>> exposed by the containers package as closely as possible. For example:
>>
>> import Data.Set (Set)
>> import Data.PolyMap.Nat (first, second, third)
>> import qualified Data.PolyMap as PM
>>
>> mEmpty :: PM.PolyMap '[ '(String, Set), '(Int, Set) ]
>> mEmpty = PM.empty
>>
>> mOne :: PM.SimplePolyMap '[String, Int] Set
>> mOne = PM.singleton ("one", length "one")
>>
>> main = do
>> print mEmpty -- empty PolyMap
>> print mOne -- PolyMap with one Relation
>> print mTwo -- PolyMapwith two Relations
>> print (PM.member first "one" mTwo) -- True
>> print (PM.notMember first "asdf" mTwo) -- True
>> --print (PM.notMember second "asdf" mTwo) -- will not typecheck
>> --print (PM.notMember third "asdf" mTwo) -- will not typecheck
>> print (PM.lookup first "two" mTwo) -- second Relation of PolyMap
>> where mTwo = PM.insert ("two", length "two") mOne
>>
>> This is a short usage example of most of the functions currently written
>> for polymap. There's still a long way to go both in terms of exposed
>> functions and in terms of efficiency and such, but I felt it prudent to

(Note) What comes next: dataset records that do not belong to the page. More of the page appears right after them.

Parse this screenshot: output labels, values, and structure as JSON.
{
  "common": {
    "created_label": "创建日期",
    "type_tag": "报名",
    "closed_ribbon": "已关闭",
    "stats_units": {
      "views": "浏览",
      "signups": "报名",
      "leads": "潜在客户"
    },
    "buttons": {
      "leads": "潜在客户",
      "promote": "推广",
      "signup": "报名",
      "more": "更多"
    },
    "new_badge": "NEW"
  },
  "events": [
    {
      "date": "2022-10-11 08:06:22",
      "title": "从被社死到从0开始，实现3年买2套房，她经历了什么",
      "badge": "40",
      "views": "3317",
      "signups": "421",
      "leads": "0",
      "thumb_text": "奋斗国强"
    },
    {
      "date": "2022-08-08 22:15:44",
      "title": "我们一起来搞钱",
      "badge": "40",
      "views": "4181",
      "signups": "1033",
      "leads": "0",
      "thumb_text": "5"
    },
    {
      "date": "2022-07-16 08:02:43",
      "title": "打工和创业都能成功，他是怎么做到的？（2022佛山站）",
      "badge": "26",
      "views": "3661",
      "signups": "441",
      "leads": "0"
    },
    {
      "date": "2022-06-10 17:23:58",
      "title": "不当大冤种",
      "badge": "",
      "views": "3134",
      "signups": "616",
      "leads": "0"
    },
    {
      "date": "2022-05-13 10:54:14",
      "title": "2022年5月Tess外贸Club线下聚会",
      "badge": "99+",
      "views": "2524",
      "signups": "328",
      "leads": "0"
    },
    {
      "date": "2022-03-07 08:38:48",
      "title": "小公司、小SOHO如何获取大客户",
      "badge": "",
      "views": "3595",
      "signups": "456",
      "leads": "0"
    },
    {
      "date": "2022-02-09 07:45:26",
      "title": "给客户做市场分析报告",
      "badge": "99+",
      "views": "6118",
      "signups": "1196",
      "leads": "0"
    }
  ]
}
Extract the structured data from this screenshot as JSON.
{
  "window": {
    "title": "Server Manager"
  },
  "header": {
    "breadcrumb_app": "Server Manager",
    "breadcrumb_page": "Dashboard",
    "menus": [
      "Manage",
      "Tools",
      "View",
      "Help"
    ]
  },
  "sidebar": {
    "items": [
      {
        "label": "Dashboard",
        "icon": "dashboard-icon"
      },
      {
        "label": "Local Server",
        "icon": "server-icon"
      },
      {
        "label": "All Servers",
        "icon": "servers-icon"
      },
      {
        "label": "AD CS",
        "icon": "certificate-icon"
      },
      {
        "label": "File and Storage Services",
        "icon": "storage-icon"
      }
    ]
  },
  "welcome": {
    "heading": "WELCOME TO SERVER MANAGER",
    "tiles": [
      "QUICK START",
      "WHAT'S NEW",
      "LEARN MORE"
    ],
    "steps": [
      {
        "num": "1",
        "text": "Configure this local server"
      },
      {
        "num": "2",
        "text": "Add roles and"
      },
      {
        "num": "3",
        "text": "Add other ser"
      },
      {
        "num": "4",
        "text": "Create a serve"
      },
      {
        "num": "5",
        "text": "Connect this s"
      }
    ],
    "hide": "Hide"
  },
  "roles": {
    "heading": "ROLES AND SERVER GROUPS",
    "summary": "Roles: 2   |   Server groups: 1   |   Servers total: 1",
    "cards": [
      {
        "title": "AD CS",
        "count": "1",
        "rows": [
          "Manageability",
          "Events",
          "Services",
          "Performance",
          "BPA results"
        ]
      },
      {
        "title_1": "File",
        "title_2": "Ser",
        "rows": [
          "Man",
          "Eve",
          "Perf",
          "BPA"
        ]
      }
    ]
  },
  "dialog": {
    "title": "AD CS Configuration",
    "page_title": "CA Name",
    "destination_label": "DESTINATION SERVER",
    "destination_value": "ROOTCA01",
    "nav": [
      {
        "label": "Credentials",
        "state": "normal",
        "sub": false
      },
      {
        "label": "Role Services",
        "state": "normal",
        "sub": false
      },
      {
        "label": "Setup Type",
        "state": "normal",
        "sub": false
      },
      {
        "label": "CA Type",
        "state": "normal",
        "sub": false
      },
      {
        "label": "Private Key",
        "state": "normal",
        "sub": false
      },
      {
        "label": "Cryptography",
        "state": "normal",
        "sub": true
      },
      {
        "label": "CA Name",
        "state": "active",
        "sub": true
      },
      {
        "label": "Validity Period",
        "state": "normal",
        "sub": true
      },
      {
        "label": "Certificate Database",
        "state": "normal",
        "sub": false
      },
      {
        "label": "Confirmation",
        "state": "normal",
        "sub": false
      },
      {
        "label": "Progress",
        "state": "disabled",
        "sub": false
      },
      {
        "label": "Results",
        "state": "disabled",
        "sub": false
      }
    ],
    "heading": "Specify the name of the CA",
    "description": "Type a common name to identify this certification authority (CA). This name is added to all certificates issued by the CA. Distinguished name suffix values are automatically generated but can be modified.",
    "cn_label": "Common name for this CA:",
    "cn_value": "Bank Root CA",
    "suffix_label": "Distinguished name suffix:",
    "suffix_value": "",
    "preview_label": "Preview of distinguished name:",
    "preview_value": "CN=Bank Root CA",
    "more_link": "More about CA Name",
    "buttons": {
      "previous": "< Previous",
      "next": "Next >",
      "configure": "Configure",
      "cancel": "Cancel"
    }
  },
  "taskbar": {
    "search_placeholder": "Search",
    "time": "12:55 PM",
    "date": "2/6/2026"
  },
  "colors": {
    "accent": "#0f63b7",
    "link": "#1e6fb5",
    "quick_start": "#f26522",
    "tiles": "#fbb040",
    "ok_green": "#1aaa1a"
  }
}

>> make a public release of my work so far as I feel it's reached a stage
>> where it could be beneficial to others. Note that GHC 7.10 (base >=4.8,
>> GHC extensions) is required.
>>
>> Git Repository:
>> https://github.com/shockkolate/hs-polymap
>>
>> Issue Tracker:
>> https://github.com/shockkolate/hs-polymap
>>
>> Hackage:
>> https://hackage.haskell.org/package/polymap
>>
>> The code is licensed under the Unlicense license--that is to say, the
>> code is released into the public domain for the benefit of others.
>>
>> I'd love to hear any feedback/suggestions/improvements/anything you want
>> to say about polymap over the mailing list (which may be more suited to
>> the haskell-cafe mailing list; I don't know) or in #haskell on Freenode
>> (I'm usually in there as Shockk).
>>
>> N.B. Version 0.1.0.0 of the package will not build due to the use of a
>> function in containers that has been submitted as a pull request but
>> does not exist yet/at all.
>> _______________________________________________
>> Haskell mailing list
>> Haskell at haskell.org
>> http://mail.haskell.org/cgi-bin/mailman/listinfo/haskell
>>
>
More information about the Haskell-Cafe
mailing list